And ladies and gents, to put on record, it is pissing off!
I have nothing against signing the book. Or free copies. Just that I expect friends, acquaintances, clients, and colleagues to “buy” the book and help me! Free copies are meant for those who expect a favor (exchange, barter etc). And for those who are used to getting freebies (journalists, reviewers etc). Not friends!
You know when you “buy” a book, you contribute to the sales of the book. That pushes the book a tad higher in rankings. And that in turn pushes the publisher for the next print run. Both these things give immense confidence to writers, especially the first-timers like me.
More than confidence, it makes the writer grow balls to work on the next one (if he’s in it for the long run, like I am!). And may be negotiate better terms with the publisher (who often is very cocky and is used to getting his way with authors). Or get an advance (which is unheard of, for non-celebrity authors). Or may be secure a larger print run (which is like a wet-dream on starry night). And so on and so forth.
The funny thing is that the book is really cheap. At a selling price of about 100 bucks, the book is probably cheaper than a coffee at your favorite coffee shop or a meal at a mediocre restaurant or a movie at the most rundown cinema hall or a piece of garment that you wont even wear the second time around. If you’re telling me that you can’t spend 100 bucks to support a friend, who’s trying chase the most cherished goal of his life, God help you! And your friendship. And the friend.
To be honest, the ones who ask for free copies are not to be blamed. There are a few things that we just don’t “get” culturally (as Indians). Like music. It has to be downloaded for free from songs.pk (or some other combination of songs and pk). Or dhaniya and pudhina that has to come for free with any subzi you may buy.

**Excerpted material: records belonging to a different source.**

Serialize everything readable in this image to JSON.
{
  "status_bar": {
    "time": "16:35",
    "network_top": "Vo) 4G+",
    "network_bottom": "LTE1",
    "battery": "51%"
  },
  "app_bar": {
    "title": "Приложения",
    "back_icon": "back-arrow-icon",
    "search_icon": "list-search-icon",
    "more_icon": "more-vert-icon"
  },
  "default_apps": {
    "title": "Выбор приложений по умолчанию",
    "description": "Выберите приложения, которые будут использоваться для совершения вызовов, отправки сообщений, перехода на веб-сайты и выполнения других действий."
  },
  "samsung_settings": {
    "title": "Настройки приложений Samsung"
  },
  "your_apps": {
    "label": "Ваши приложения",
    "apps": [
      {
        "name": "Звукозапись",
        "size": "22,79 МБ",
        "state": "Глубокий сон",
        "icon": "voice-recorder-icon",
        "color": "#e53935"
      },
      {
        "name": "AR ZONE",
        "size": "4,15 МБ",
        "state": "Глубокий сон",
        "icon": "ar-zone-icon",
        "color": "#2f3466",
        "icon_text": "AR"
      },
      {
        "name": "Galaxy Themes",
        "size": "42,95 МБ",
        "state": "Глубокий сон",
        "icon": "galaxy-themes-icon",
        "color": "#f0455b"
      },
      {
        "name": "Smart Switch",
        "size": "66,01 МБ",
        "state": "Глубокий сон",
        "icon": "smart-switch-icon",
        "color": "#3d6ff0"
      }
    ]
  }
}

Similarly we expect books to be free. Especially if they are written by friends. No?
In fact I was like you till about 2012! When Suds wrote The Lost Story, I asked him for a free copy and I refused to buy it, till Divya put some sense into me and ordered a copy on my behalf. Thanks Divya. I now know what you meant. And thanks Suds for not giving me a copy for free.
And to everyone who’s been asking for a free copy, you know, you can still buy the book. Its available on Amazon and Flipkart. And hopefully, at a bookstore near you. It’s still not on any bestseller list and every copy sold contributes to that. Which helps me as a writer.
Author, The Nidhi Kapoor Story
P.S.: And no, not everyone asked me for a free copy. Some friends did buy it. Some actually bought multiple copies and gave extra copies away to their friends. Ankit, Gaurav and Parijat even supported my crowdsourcing campaign to raise money for a promotion tour. Thank you guys. Your support means a lot. Onwards to my next book!